DATA RECORDS Block Start
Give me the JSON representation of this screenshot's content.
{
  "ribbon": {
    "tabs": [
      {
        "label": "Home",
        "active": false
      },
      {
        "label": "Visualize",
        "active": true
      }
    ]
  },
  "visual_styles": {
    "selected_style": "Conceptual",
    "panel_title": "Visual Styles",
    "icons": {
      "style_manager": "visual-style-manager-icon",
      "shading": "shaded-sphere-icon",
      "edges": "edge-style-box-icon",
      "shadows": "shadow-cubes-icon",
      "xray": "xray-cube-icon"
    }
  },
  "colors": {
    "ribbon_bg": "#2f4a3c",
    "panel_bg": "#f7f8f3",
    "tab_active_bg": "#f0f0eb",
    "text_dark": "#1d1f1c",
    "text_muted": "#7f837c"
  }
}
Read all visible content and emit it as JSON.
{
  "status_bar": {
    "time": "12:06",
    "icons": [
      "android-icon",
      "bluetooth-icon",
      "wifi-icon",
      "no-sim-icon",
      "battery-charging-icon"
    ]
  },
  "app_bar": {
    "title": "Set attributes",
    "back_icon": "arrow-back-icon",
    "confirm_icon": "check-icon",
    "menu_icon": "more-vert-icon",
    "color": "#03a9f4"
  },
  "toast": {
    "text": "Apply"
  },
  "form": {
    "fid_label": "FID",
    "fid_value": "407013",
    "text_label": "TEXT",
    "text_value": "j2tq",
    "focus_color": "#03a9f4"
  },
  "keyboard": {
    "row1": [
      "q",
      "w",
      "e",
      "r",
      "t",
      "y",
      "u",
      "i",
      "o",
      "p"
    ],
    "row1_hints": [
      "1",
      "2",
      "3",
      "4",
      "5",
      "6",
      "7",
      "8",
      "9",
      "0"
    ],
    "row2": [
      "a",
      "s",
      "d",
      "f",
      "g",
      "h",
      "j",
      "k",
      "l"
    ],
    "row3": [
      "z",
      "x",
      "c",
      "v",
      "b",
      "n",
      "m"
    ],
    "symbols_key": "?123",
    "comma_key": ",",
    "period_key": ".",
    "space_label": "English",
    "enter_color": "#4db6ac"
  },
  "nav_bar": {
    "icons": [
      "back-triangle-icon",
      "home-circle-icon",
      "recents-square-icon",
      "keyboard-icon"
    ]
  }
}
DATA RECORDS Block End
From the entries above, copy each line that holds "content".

Give me the JSON representation of this screenshot's content.
Read all visible content and emit it as JSON.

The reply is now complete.